As girls enter and progress through adolescence, the gendered norms of their socio-cultural environments also begin to play a heightened role in shaping their trajectories, with the years of early adolescence found to be especially important because of the ways in which social norms start to become both more rigidly enforced – especially by mothers in some contexts (Basu and Acharya, 2016; Basu et al., 2016) – and more personally salient (McCarthy et al., 2016; Kågesten et al., 2016; John et al., 2016; Mmari et al., 2016). Indeed, emerging research suggests that the years between 10 and 14 may be a ‘sensitive period’ for sociocultural processing (Fuhrmann et al., 2015; Blakemore and Mills, 2014; Crone and Dahl, 2012). Critically for girls in the Global South, the years of early adolescence, rather than expanding their worlds – as is common for boys and for girls in the Global North – often see them made smaller as they have to leave comparatively free childhoods and are forced down the gendered adult pathways of their local environments (Marcus and Harper, 2015; Watson, 2015; Watson and Harper, 2013). Girls who have begun to aspire to a world different from those of their mothers and their grandmothers find as their bodies evidence maturity that they are too often required to leave school and marry, abandoning not only their educational and occupational plans but also mobility and friendships (Kyomuhendo Bantebya et al., 2013, 2014; Ghimire and Samuels, 2013, 2014; Tefera et al., 2013; Jones et al. 2013, 2014a, 2014b, 2015a, 2016b). Pressures related to domestic and care work burdens, sexual purity and family honour and heightened risks of sexual and gender-based violence combine to limit girls’ possibilities in ways that often have lifelong consequences (see discussion below).

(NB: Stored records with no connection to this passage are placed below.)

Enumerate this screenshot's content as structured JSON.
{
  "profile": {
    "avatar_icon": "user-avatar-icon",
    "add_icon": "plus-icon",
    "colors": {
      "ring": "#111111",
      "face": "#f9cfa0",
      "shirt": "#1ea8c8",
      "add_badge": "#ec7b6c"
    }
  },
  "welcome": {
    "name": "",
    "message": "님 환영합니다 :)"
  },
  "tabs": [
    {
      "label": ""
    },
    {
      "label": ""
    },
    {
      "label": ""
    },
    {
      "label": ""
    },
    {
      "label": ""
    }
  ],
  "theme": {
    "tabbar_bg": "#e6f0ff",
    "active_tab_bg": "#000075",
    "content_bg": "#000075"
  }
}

After decades during which the concept of adolescence was largely seen as a Western luxury with little applicability in the Global South, recent advances in neuroscience (see Box 2) have helped generate new ways of thinking about the transition between childhood and adulthood. Not only do we increasingly understand that puberty has impacts that reach far beyond visible sexual characteristics, but also we have come to appreciate that there is more uniformity of experience than we might previously have expected. That said, it is also increasingly clear there are marked differences between ages, contexts and gendered realities that are poorly understood in terms of how they affect the formation of girls’ unique identities and capabilities. Focusing on these differences enables the development community (including policymakers, practitioners and communities) to not only better support the immediate needs of adolescents, thus improving their quality of life during a critical phase of life, but also to contribute to shaping girls’ capacity to aspire to a better life for the future – which is an investment that global evidence underscores will pay off across generations as girls mature into empowered adult women (e.g. Wodon et al., 2017).